**** Provided information

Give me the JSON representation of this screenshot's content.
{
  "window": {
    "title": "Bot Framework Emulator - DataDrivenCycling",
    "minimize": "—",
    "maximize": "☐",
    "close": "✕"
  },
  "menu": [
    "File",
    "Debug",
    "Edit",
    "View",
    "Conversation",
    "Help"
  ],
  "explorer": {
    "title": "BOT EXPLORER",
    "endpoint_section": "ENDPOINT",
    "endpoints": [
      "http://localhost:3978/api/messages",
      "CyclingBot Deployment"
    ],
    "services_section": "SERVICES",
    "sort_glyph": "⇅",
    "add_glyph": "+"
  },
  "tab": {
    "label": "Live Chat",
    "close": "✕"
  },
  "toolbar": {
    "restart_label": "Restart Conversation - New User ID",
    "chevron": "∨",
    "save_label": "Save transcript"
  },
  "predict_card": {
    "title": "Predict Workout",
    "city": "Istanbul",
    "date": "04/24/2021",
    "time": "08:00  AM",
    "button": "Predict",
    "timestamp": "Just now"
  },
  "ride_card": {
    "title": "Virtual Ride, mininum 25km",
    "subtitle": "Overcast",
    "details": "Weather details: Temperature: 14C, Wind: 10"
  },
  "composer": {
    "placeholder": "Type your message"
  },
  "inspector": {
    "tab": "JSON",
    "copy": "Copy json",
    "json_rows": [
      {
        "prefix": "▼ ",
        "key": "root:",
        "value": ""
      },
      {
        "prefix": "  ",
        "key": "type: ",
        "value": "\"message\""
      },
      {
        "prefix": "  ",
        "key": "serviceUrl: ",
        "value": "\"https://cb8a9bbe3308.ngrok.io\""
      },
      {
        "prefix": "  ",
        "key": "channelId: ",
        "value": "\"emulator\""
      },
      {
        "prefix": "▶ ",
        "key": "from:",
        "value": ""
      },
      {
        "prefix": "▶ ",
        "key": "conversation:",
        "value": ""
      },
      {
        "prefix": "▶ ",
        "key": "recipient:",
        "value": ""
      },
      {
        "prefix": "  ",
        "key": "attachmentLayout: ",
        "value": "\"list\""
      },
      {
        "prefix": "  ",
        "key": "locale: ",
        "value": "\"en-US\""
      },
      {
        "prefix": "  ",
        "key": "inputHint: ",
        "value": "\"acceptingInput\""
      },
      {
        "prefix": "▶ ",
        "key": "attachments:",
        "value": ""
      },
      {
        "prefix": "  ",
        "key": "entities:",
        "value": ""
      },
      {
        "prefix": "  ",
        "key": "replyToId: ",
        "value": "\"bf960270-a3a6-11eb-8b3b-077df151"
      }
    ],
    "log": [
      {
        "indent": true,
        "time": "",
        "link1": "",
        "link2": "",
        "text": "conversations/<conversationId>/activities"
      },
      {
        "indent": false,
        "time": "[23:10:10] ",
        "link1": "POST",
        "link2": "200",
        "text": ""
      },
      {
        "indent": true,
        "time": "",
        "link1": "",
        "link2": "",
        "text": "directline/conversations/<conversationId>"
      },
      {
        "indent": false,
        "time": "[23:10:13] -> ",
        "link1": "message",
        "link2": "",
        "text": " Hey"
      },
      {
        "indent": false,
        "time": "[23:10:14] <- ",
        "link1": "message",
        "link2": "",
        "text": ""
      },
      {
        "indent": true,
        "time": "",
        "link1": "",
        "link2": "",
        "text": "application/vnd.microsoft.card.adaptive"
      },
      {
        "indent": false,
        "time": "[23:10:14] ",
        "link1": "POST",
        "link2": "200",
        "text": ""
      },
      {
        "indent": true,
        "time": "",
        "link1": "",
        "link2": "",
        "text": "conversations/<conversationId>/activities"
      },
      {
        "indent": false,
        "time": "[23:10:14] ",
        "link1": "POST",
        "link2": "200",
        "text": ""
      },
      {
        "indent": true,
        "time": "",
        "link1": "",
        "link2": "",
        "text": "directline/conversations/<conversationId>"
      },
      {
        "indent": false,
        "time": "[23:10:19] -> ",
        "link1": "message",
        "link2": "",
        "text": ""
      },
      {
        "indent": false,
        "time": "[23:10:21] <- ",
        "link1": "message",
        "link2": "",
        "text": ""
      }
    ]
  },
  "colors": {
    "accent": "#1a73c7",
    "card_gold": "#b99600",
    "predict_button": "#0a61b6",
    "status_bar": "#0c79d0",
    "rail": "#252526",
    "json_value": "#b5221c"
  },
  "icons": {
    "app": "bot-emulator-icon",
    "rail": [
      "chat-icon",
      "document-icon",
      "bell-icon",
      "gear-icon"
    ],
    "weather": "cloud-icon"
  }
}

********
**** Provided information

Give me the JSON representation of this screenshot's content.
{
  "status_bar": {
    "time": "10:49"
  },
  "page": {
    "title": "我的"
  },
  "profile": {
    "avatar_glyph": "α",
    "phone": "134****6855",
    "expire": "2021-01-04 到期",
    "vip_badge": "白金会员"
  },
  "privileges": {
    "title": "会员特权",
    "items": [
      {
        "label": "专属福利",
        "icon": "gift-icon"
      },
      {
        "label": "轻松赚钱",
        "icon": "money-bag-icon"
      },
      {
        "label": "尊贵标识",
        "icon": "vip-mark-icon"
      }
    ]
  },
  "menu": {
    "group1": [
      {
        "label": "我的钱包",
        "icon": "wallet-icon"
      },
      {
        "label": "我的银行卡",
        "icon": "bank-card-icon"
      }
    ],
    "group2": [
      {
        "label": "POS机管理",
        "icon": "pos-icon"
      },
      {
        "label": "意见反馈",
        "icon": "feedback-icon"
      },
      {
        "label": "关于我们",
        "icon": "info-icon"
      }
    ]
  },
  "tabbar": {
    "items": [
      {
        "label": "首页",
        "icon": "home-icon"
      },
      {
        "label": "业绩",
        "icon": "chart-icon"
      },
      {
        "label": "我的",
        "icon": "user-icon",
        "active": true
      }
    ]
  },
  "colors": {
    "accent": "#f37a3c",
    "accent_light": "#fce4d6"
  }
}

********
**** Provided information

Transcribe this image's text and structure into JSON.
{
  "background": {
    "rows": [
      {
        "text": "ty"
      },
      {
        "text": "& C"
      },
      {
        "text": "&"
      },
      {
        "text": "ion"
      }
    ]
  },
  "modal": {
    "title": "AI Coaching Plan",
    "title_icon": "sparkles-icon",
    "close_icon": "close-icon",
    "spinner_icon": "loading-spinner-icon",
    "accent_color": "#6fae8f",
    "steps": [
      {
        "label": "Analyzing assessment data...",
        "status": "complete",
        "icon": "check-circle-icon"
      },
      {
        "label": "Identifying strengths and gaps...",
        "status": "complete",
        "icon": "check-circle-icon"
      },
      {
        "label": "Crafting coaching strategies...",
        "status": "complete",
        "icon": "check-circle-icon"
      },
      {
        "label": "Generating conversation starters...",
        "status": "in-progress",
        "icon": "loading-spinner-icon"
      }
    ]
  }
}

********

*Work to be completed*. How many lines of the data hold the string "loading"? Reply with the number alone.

*Result for this task*. 2